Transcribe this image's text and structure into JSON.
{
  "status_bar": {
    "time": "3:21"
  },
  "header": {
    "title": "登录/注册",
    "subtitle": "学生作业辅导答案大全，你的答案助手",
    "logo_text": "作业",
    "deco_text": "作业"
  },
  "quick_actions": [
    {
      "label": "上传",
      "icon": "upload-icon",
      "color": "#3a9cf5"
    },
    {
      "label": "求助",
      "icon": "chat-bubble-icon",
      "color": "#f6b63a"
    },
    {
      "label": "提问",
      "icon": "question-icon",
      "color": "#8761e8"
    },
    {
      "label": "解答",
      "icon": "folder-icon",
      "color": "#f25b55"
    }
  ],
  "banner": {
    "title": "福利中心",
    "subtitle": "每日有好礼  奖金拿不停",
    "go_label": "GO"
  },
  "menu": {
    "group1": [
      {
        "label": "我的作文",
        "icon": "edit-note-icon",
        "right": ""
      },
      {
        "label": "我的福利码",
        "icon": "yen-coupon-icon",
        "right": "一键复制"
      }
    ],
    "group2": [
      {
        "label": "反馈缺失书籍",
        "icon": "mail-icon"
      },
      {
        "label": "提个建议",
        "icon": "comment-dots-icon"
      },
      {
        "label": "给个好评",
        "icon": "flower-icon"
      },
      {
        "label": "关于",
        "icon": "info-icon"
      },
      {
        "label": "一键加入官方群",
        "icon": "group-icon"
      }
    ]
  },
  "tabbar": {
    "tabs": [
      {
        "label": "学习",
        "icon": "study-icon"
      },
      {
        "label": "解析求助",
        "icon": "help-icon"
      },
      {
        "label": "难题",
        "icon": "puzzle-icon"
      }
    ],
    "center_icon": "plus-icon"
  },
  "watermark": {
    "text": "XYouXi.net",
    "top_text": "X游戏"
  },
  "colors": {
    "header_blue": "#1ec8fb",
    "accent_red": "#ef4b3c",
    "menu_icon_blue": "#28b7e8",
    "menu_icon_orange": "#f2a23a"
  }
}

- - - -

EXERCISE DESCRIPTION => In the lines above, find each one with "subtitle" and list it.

WORKED SOLUTION =>
    "subtitle": "学生作业辅导答案大全，你的答案助手",
    "subtitle": "每日有好礼  奖金拿不停",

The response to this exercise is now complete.